Mexican national media have reduced coverage of crime and violence, says report

A report from the Media Agreement Observatory has revealed that Mexican media has notably reduced its coverage of organized crime since the inauguration of Enrique Peña Nieto as president in December.

Words like "murder, organized crime and narcotrafficking" appeared much less frequently (50%) in Mexico City's media between December and February compared to the previous three months.  On TV, the word "murder" appeared 70% less frequently, and "narcotrafficking" appeared 44% less frequently, reported the Campaign for Liberty of Expression.

On the frontpages and news sections of national newspapers, coverage of the federal budget, the Pact for Mexico and education reform predominated, while regional media continued to report on violence, said the report.

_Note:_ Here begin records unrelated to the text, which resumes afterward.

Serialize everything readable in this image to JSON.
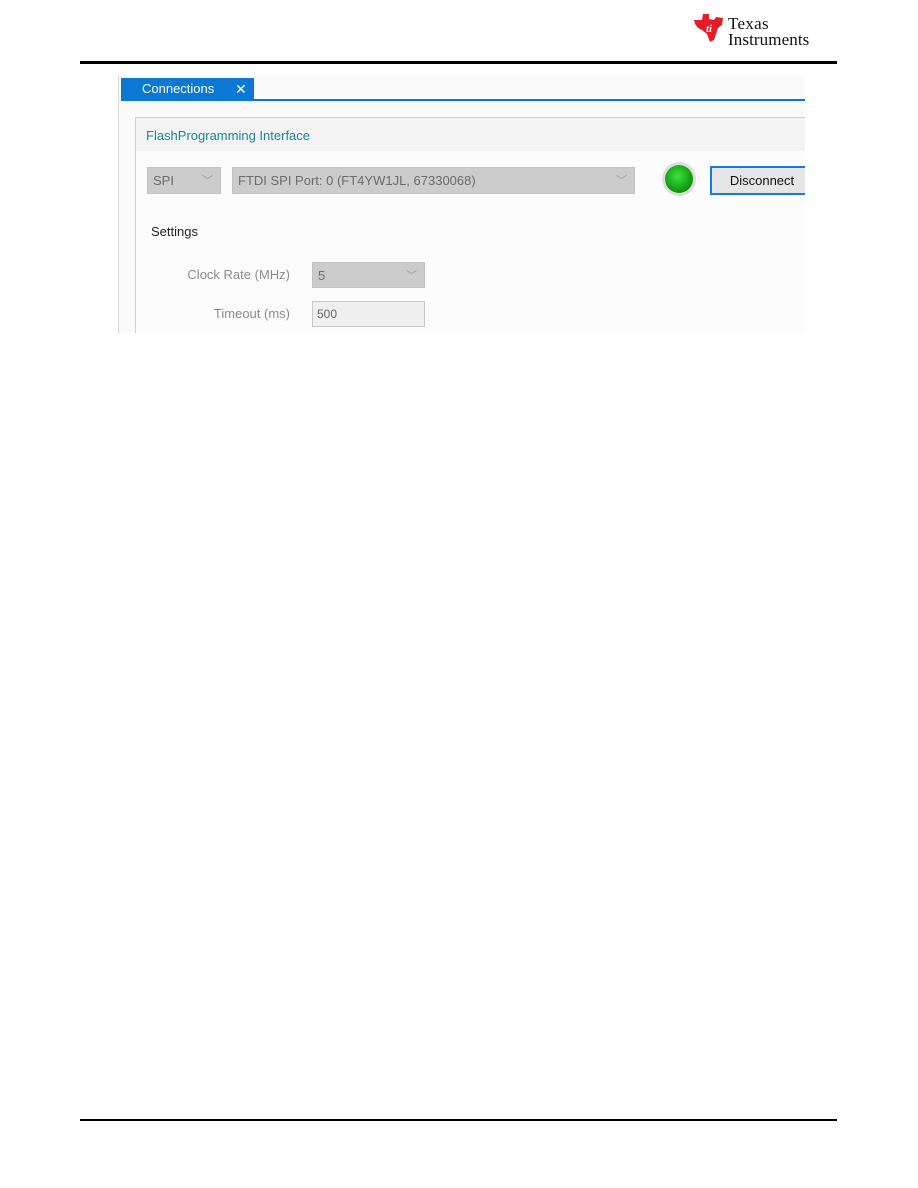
{
  "header": {
    "logo_text": [
      "Texas",
      "Instruments"
    ]
  },
  "window": {
    "tab": {
      "label": "Connections",
      "close": "✕"
    },
    "group_title": "FlashProgramming Interface",
    "interface_select": {
      "value": "SPI"
    },
    "port_select": {
      "value": "FTDI SPI Port: 0 (FT4YW1JL, 67330068)"
    },
    "status_led": {
      "state": "connected",
      "color": "#16b516"
    },
    "disconnect_label": "Disconnect",
    "settings_title": "Settings",
    "clock_rate": {
      "label": "Clock Rate (MHz)",
      "value": "5"
    },
    "timeout": {
      "label": "Timeout (ms)",
      "value": "500"
    }
  },
  "colors": {
    "accent": "#0a78d4",
    "ti_red": "#e41e26",
    "group_title": "#1d8593"
  }
}
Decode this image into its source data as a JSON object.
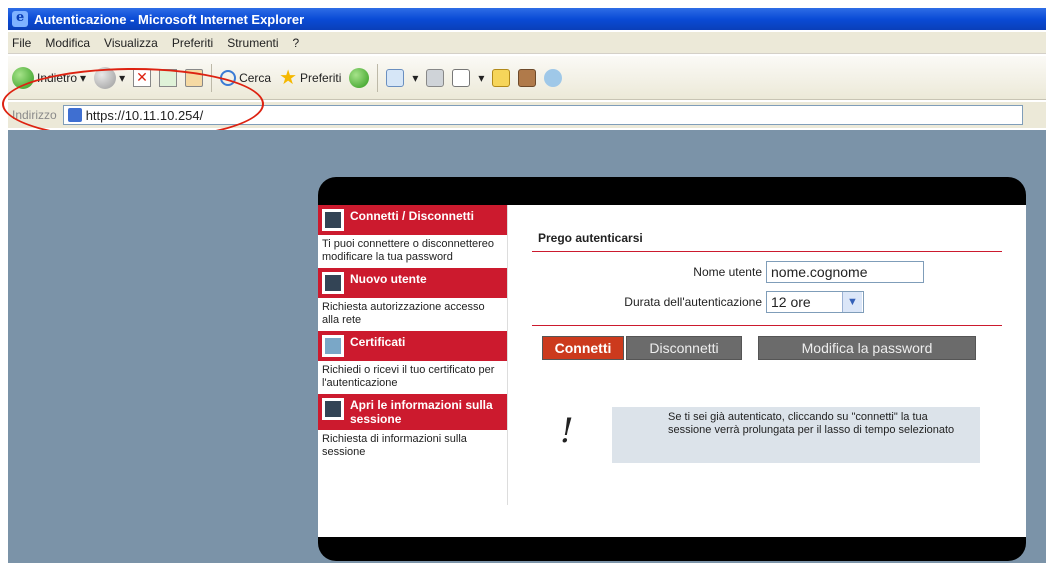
{
  "window": {
    "title": "Autenticazione - Microsoft Internet Explorer"
  },
  "menu": [
    "File",
    "Modifica",
    "Visualizza",
    "Preferiti",
    "Strumenti",
    "?"
  ],
  "toolbar": {
    "back_label": "Indietro",
    "search_label": "Cerca",
    "favorites_label": "Preferiti"
  },
  "address": {
    "label": "Indirizzo",
    "url": "https://10.11.10.254/"
  },
  "left_menu": {
    "connect": {
      "title": "Connetti / Disconnetti",
      "desc": "Ti puoi connettere o disconnettereo modificare la tua password"
    },
    "new_user": {
      "title": "Nuovo utente",
      "desc": "Richiesta autorizzazione accesso alla rete"
    },
    "certificates": {
      "title": "Certificati",
      "desc": "Richiedi o ricevi il tuo certificato per l'autenticazione"
    },
    "session": {
      "title": "Apri le informazioni sulla sessione",
      "desc": "Richiesta di informazioni sulla sessione"
    }
  },
  "form": {
    "title": "Prego autenticarsi",
    "username_label": "Nome utente",
    "username_value": "nome.cognome",
    "duration_label": "Durata dell'autenticazione",
    "duration_value": "12 ore",
    "connect_button": "Connetti",
    "disconnect_button": "Disconnetti",
    "change_password_button": "Modifica la password",
    "info_text": "Se ti sei già autenticato, cliccando su \"connetti\" la tua sessione verrà prolungata per il lasso di tempo selezionato"
  },
  "colors": {
    "accent_red": "#cc1a2e",
    "content_bg": "#7b93a8"
  }
}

The report concluded that "the change in the government agenda modified the media coverage with respect to events related to organized crime and violence."  This confirms that the principal source of the national media is the federal government, according to the website Sin Embargo.

Media in the capital accepted without question a change in the government's communications strategy, which decided to stop showing those arrested and accused of belonging to organized crime groups to the media.  However, state governments continued the practice, according to the report.

The media has also deemphasized the coverage of topics like the implementation of journalist protection measures and changes to article 73 of the constitution, which covers the powers of the public prosecutor in cases of crimes against the press.

In its three-month report, the organization Artículo 19 warned of an increase in attacks against the media in the states of Coahuila and Chihuahua that remain unsolved, according to CNN México.

Note from the editor: This story was originally published by the Knight Center’s blog Journalism in the Americas, the predecessor of LatAm Journalism Review.